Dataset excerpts

--------------------------------

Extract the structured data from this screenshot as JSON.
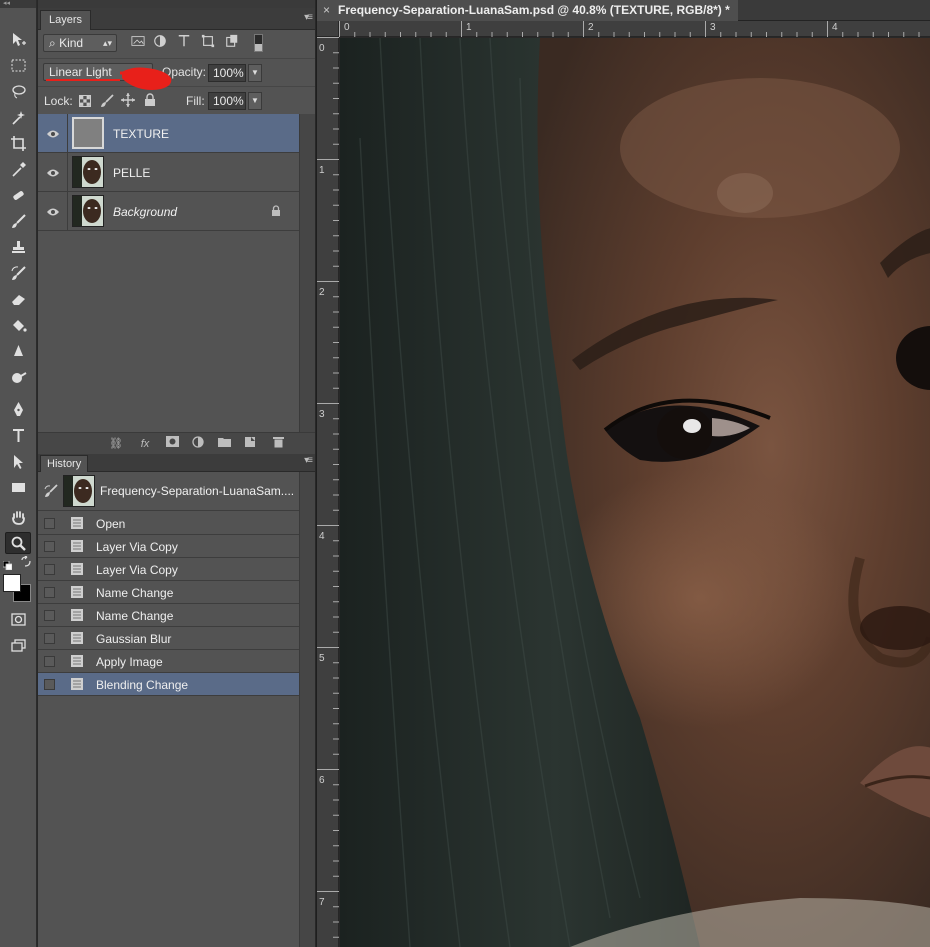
{
  "app": {
    "name": "Photoshop"
  },
  "toolbar": {
    "tools": [
      "move-tool",
      "marquee-tool",
      "lasso-tool",
      "quick-select-tool",
      "crop-tool",
      "eyedropper-tool",
      "spot-heal-tool",
      "brush-tool",
      "clone-stamp-tool",
      "history-brush-tool",
      "eraser-tool",
      "paint-bucket-tool",
      "blur-tool",
      "dodge-tool",
      "pen-tool",
      "type-tool",
      "path-select-tool",
      "shape-tool",
      "hand-tool",
      "zoom-tool"
    ],
    "active_tool": "zoom-tool",
    "foreground_color": "#ffffff",
    "background_color": "#000000"
  },
  "layers_panel": {
    "tab_label": "Layers",
    "filter_kind": "Kind",
    "blend_mode": "Linear Light",
    "opacity_label": "Opacity:",
    "opacity_value": "100%",
    "lock_label": "Lock:",
    "fill_label": "Fill:",
    "fill_value": "100%",
    "layers": [
      {
        "name": "TEXTURE",
        "selected": true,
        "thumb": "grey",
        "locked": false
      },
      {
        "name": "PELLE",
        "selected": false,
        "thumb": "portrait",
        "locked": false
      },
      {
        "name": "Background",
        "selected": false,
        "thumb": "portrait",
        "locked": true,
        "italic": true
      }
    ]
  },
  "history_panel": {
    "tab_label": "History",
    "snapshot_name": "Frequency-Separation-LuanaSam....",
    "items": [
      {
        "label": "Open"
      },
      {
        "label": "Layer Via Copy"
      },
      {
        "label": "Layer Via Copy"
      },
      {
        "label": "Name Change"
      },
      {
        "label": "Name Change"
      },
      {
        "label": "Gaussian Blur"
      },
      {
        "label": "Apply Image"
      },
      {
        "label": "Blending Change",
        "selected": true
      }
    ]
  },
  "document": {
    "tab_title": "Frequency-Separation-LuanaSam.psd @ 40.8% (TEXTURE, RGB/8*) *",
    "close_glyph": "×",
    "ruler_h": [
      "0",
      "1",
      "2",
      "3",
      "4"
    ],
    "ruler_v": [
      "0",
      "1",
      "2",
      "3",
      "4",
      "5",
      "6",
      "7"
    ]
  },
  "colors": {
    "panel_bg": "#535353",
    "selection": "#5a6b88",
    "annotation_red": "#e8201a"
  }
}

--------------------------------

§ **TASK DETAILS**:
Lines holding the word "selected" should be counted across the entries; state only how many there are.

§ **TASK RESULT**:
4